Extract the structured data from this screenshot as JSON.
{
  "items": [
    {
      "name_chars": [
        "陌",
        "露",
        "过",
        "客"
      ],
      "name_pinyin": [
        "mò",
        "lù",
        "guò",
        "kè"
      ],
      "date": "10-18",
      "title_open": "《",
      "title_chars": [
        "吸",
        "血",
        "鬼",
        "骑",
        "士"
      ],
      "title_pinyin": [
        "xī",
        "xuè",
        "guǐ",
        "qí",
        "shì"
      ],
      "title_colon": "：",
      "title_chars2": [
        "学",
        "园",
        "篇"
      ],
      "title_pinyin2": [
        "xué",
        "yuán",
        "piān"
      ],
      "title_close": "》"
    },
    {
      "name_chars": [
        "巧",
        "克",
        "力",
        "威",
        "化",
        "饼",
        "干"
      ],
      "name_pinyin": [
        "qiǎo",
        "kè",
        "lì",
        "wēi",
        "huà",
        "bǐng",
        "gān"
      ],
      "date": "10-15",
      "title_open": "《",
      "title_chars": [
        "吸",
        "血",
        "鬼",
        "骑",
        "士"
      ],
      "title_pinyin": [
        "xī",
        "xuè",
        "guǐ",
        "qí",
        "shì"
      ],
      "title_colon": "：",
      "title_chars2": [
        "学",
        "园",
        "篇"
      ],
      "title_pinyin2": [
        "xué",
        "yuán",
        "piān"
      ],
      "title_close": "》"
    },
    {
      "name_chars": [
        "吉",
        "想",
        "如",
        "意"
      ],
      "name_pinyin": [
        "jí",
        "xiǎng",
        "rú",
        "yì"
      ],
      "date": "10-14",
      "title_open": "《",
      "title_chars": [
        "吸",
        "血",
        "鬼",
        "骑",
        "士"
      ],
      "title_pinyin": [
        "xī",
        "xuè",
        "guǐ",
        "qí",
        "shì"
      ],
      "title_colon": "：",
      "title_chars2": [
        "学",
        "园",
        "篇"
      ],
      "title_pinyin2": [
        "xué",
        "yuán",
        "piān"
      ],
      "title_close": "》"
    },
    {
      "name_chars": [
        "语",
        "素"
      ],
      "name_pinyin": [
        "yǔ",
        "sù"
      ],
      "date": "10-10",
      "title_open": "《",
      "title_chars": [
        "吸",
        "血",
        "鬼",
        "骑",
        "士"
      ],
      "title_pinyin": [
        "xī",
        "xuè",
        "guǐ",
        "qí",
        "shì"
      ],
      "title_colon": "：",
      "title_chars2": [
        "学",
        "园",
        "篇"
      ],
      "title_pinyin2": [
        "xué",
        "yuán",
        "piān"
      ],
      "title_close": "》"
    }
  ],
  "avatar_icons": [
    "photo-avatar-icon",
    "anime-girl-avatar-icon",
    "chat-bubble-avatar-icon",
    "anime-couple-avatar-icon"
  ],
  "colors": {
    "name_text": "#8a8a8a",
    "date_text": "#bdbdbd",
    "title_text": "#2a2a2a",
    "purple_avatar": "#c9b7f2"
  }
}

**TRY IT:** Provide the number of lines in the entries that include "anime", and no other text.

**RESPONSE FOR THIS EXERCISE:** 2